Farmers want to improve animal health, really?
The animal article of the month for November is entitled ‘European organic dairy farmers’ preference for animal health management within the farm management system’
Improving animal health status is important since consumers are becoming more critical towards the products they buy. This is even more true for the organic dairy sector were consumers expect a better animal health status compared to the conventional dairy sector. Currently organic dairy farmers in the European Union fail to reach an animal health status which is significantly better than their conventional counterparts.
The expertise and knowledge of veterinary advisors plays a vital and crucial role in improving animal health status on dairy farms. At the same time, most veterinary advisors only advice on their own restricted field of expertise and might be confronted with, what they experience as, dairy farmers who remain noncompliant with the given advice. From the perspective of the dairy farmer the decision to do so might be very logical as he/she has to manage the entire farm and priorities are given elsewhere. Insights in how organic dairy farmers prefer animal health in relation to other farm activities is vital information to veterinary advisors as it might reveal why their advice is adopted or not.

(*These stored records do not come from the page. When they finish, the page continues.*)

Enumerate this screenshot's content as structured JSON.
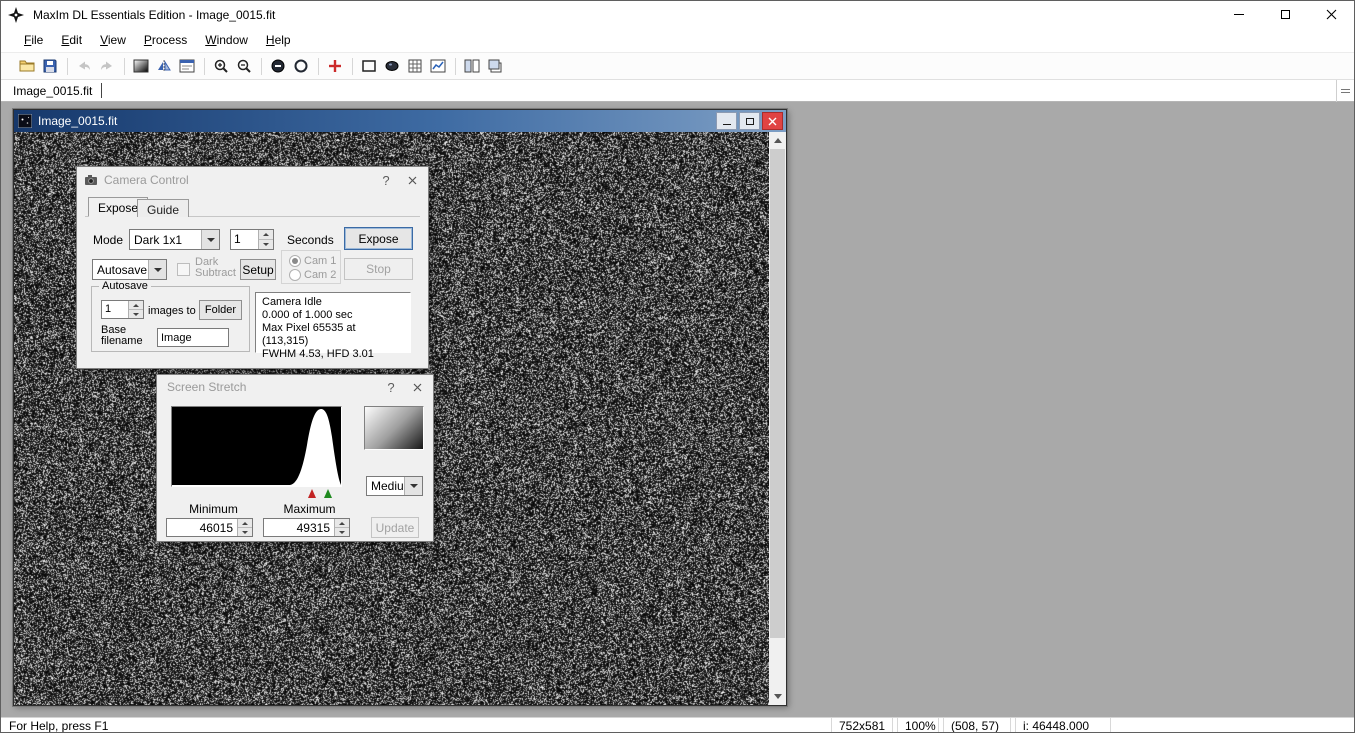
{
  "window": {
    "title": "MaxIm DL Essentials Edition - Image_0015.fit",
    "control_icons": [
      "minimize",
      "maximize",
      "close"
    ]
  },
  "menu": {
    "items": [
      {
        "label": "File"
      },
      {
        "label": "Edit"
      },
      {
        "label": "View"
      },
      {
        "label": "Process"
      },
      {
        "label": "Window"
      },
      {
        "label": "Help"
      }
    ]
  },
  "toolbar": {
    "buttons": [
      "open",
      "save",
      "undo",
      "redo",
      "screen-stretch",
      "flip-vertical",
      "information-window",
      "zoom-in",
      "zoom-out",
      "zoom-reduce",
      "pan",
      "crosshair",
      "select-rectangle",
      "camera-control",
      "pixel-grid",
      "graph-window",
      "tile-windows",
      "cascade-windows"
    ]
  },
  "tab_bar": {
    "tabs": [
      {
        "label": "Image_0015.fit"
      }
    ]
  },
  "image_window": {
    "title": "Image_0015.fit"
  },
  "camera_control": {
    "title": "Camera Control",
    "help_glyph": "?",
    "tabs": [
      {
        "label": "Expose"
      },
      {
        "label": "Guide"
      }
    ],
    "mode_label": "Mode",
    "mode_value": "Dark 1x1",
    "exposure_value": "1",
    "seconds_label": "Seconds",
    "expose_button": "Expose",
    "autosave_mode_value": "Autosave",
    "dark_subtract_label": "Dark Subtract",
    "setup_button": "Setup",
    "cam1_label": "Cam 1",
    "cam2_label": "Cam 2",
    "stop_button": "Stop",
    "autosave_group": {
      "legend": "Autosave",
      "count_value": "1",
      "images_to_label": "images to",
      "folder_button": "Folder",
      "base_filename_label": "Base filename",
      "base_filename_value": "Image"
    },
    "status": {
      "line1": "Camera Idle",
      "line2": "0.000 of 1.000 sec",
      "line3": "Max Pixel 65535 at (113,315)",
      "line4": "FWHM 4.53, HFD 3.01"
    }
  },
  "screen_stretch": {
    "title": "Screen Stretch",
    "help_glyph": "?",
    "minimum_label": "Minimum",
    "maximum_label": "Maximum",
    "minimum_value": "46015",
    "maximum_value": "49315",
    "stretch_preset": "Medium",
    "update_button": "Update",
    "marker_icons": [
      "minimum-marker",
      "maximum-marker"
    ]
  },
  "status_bar": {
    "help_text": "For Help, press F1",
    "image_size": "752x581",
    "zoom": "100%",
    "cursor_position": "(508, 57)",
    "intensity": "i: 46448.000"
  },
  "colors": {
    "mdi_background": "#a9a9a9",
    "child_titlebar_start": "#16386b",
    "child_titlebar_end": "#7e9fc5",
    "close_button_red": "#e04343",
    "marker_red": "#c22424",
    "marker_green": "#1f8a1f"
  }
}
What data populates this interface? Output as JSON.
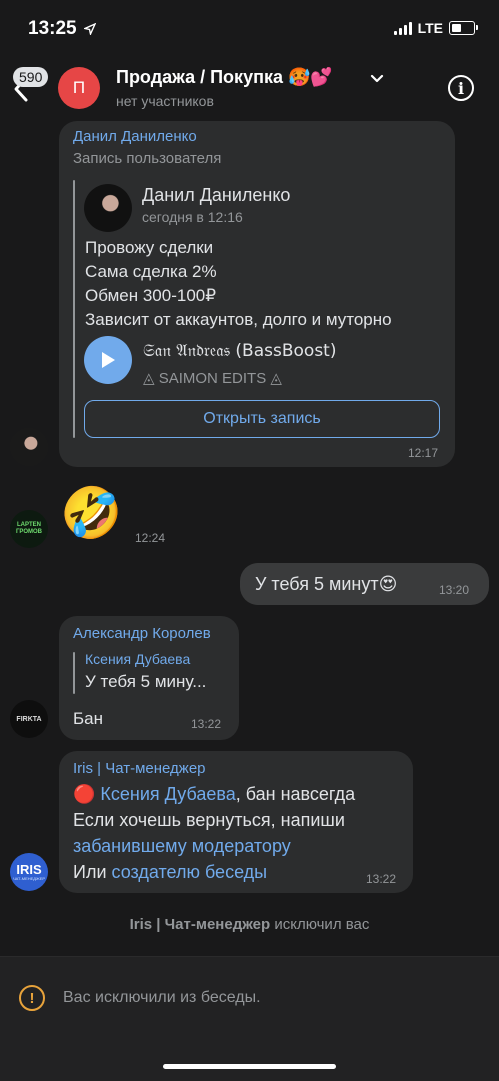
{
  "status": {
    "time": "13:25",
    "carrier": "LTE"
  },
  "header": {
    "back_badge": "590",
    "avatar_letter": "П",
    "title": "Продажа / Покупка 🥵💕",
    "subtitle": "нет участников"
  },
  "messages": {
    "m1": {
      "sender": "Данил Даниленко",
      "label": "Запись пользователя",
      "post_author": "Данил Даниленко",
      "post_date": "сегодня в 12:16",
      "lines": [
        "Провожу сделки",
        "Сама сделка 2%",
        "Обмен 300-100₽",
        "Зависит от аккаунтов, долго и муторно"
      ],
      "audio_title": "𝔖𝔞𝔫 𝔄𝔫𝔡𝔯𝔢𝔞𝔰 (BassBoost)",
      "audio_artist": "◬ SAIMON EDITS ◬",
      "button": "Открыть запись",
      "time": "12:17"
    },
    "m2": {
      "emoji": "🤣",
      "time": "12:24",
      "avatar_text": "LAPTEN\nГРОМОВ"
    },
    "m3": {
      "text": "У тебя 5 минут😍",
      "time": "13:20"
    },
    "m4": {
      "sender": "Александр Королев",
      "reply_name": "Ксения Дубаева",
      "reply_text": "У тебя 5 мину...",
      "text": "Бан",
      "time": "13:22",
      "avatar_text": "FIRKTA"
    },
    "m5": {
      "sender": "Iris | Чат-менеджер",
      "line1_prefix": "🔴 ",
      "line1_link": "Ксения Дубаева",
      "line1_suffix": ", бан навсегда",
      "line2": "Если хочешь вернуться, напиши",
      "line3_link": "забанившему модератору",
      "line4_prefix": "Или ",
      "line4_link": "создателю беседы",
      "time": "13:22",
      "avatar_text": "IRIS",
      "avatar_sub": "ЧАТ-МЕНЕДЖЕР"
    }
  },
  "system": {
    "actor": "Iris | Чат-менеджер",
    "action": " исключил вас"
  },
  "footer": {
    "notice": "Вас исключили из беседы."
  },
  "colors": {
    "accent": "#71aaeb",
    "background": "#19191a",
    "bubble": "#2c2d2e",
    "warning": "#e8a33b"
  }
}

We therefore used a method, called adaptive conjoint analysis, to determine the preference of EU organic dairy farmers towards each of the different aspects of their farm management. To do so we had to make a simplification of reality in which we assumed that farm management consisted of five common management areas. Two of these represented udder health management and claw health management, thereby representing animal health management. The remaining three management areas were barn management, calf management and pasture management and represented “competing” management areas. A total of 71 French, 60 German, 28 Spanish and 57 Swedish organic dairy farmers completed the questionnaire.
We found that the preference of these farmers varied substantially towards the different management areas. This variation in preference could not be explained by any of the routinely collected farm data, e.g. herd size, health problems or milk production Notably, most farmers did not give the highest preference score towards animal health management. The majority of farmers gave the highest score to calf management which was mainly motivated by a high preference for appropriate colostrum supply and a low preference for measuring chest girth of all youngstock.
Insights in the individual dairy farmers preferences is valuable information for veterinary advisors. It shows that to most farmers animal health management is not the most preferred management area and explains why farmers remain incompliant with veterinary advice. This should motivate veterinary advisors to further back-up their advice by showing the potential benefits, either economic or technical, to the dairy farmers. On the other hand it shows that the methodology used in our study is a good method to explore dairy farmers preferences since it has been shown that preferences cannot be determined based on routinely collected farm data.
This article is freely available until 31 December 2015*
Authors: F. J. S. van Soest, M. C. M. Mourits and H. Hogeveen
The animal Article of the Month is selected by the Editor-in-Chief and is freely available for one month
*Due to issues with our blog all papers selected as the ‘animal Article of the Month’ from September – November will be freely available until 31 Dec 2015